It's a disease, for sure, but I also think the trees are weakened by our changing climate. It's either hot and dry or cold and wet. There seems to be few average days. Everything is extremes. And that doesn't make for happy pines.
About a month ago I called Bruce Cunningham with Affordable Tree Stump Removal, LLC (937-839-4654) and asked him to stop by and give me an estimate on a blue spruce - once a beautiful tree and a focal point of our south yard. He called yesterday and said he'd be by in the morning to take it down.
Here's how the tree looked at 8 am this morning. You can see why it needed to be removed. The entire top was dead and bare. In fact many of the limbs on the north side (facing the house) had also lost their needles. It was quite an ugly sight. The blue spruce to its right is also dying, though I think I'll be able to wait a year or so before having to have it removed.
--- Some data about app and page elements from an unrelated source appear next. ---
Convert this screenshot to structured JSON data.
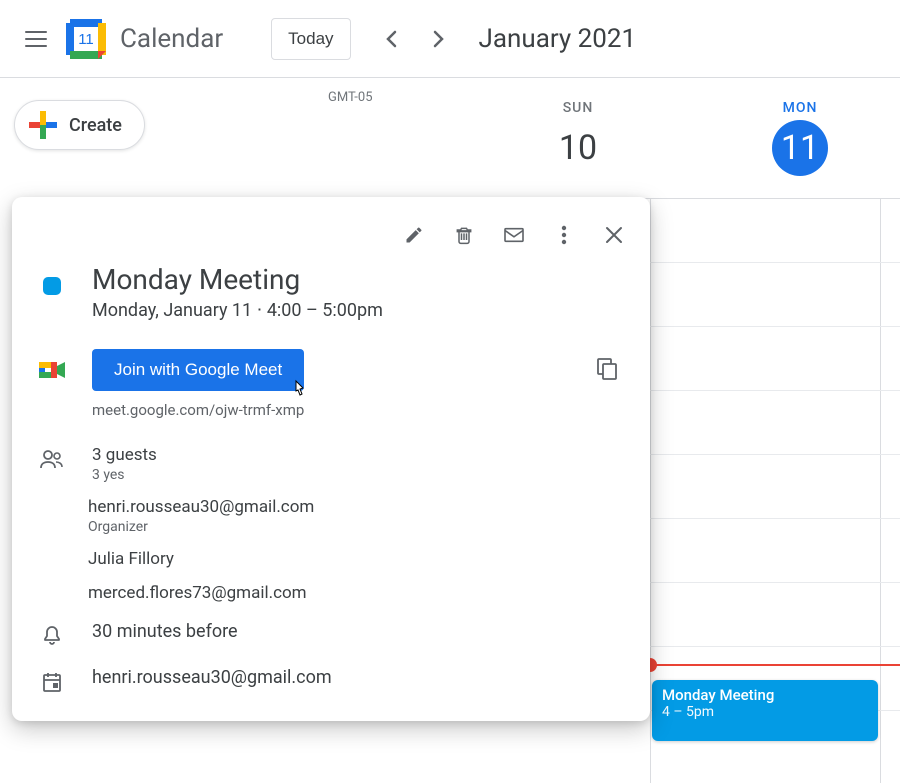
{
  "header": {
    "app_name": "Calendar",
    "logo_day": "11",
    "today_label": "Today",
    "date_range": "January 2021"
  },
  "create": {
    "label": "Create"
  },
  "timezone": "GMT-05",
  "days": [
    {
      "abbr": "SUN",
      "num": "10",
      "is_today": false
    },
    {
      "abbr": "MON",
      "num": "11",
      "is_today": true
    }
  ],
  "grid_event": {
    "title": "Monday Meeting",
    "time": "4 – 5pm"
  },
  "popup": {
    "title": "Monday Meeting",
    "datetime": "Monday, January 11  ⋅  4:00 – 5:00pm",
    "join_label": "Join with Google Meet",
    "meet_url": "meet.google.com/ojw-trmf-xmp",
    "guests_count": "3 guests",
    "guests_status": "3 yes",
    "guests": [
      {
        "email": "henri.rousseau30@gmail.com",
        "role": "Organizer"
      },
      {
        "email": "Julia Fillory",
        "role": ""
      },
      {
        "email": "merced.flores73@gmail.com",
        "role": ""
      }
    ],
    "reminder": "30 minutes before",
    "calendar_owner": "henri.rousseau30@gmail.com"
  },
  "colors": {
    "event_blue": "#039be5",
    "primary_blue": "#1a73e8",
    "red": "#ea4335"
  }
}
At 9 am, on the minute, Cunningham and a crew of two arrived to take the tree down. His chipper-shredder is out of service so he brought two trucks to haul away the limbs and debris.
Cunningham began with a saw on a long (expandable) pole and began cutting all the lower limbs.
Slowly the tree seems to stand on a single bare leg.
It was one sad-looking tree before they began; it was even sadder half an hour later.
Now workers have tied a rope high in the branches and another readies a chain saw for the final fall. They'll drop it precisely to the right of the truck shown in this frame.
A cut is made on the north side of the tree and a wedge cut here. After the wedge is removed, the worker will walk around to the north side of the tree, ask "Ready?", and make the final cut.
This is the moment of a sharp crack and the tree begins to topple. See the rope tied near the top? Two other workers are pulling and the tension drops the tree precisely where they want it.
And there it is ... down. The poor old tree has probably stood 30 or more years (I must remember and try to count the rings in the stump before it's removed). But of late it's looked haggard and it's good to see it gone.
Now the job is cutting the tree into manageable logs. The stump will be cut closer to the ground, an orange X placed on it for the utility companies who will flag the area and then Cunningham will be back to grind the stump out.
The pine looks even worse from below.
From our south living room window, a new view opens. We can easily see Clayton Road and even have a nice view of Sam's mailbox. Both have been hidden for all these years.
A few more cuts and workers will sweep the ground and rake the debris from the driveway. Great clean-up! And they're done before 10:30 am, only an hour and a half after beginning.
We laugh but there's some truth to the fear that we'll have to change the name of our place from Pinehaven to Maplehaven. With the emerald ash borer killing our beautiful ashes, eventually the only thing left with be our oaks and maples.
I've pulled an old video that I made on July 4, 1987 and captured a frame of the two blue spruce. The tree cut today is on the left. The tree has grown quite a bit in 26 years and I imagine the tree was already a decade old when this picture was taken.
July 4, 1987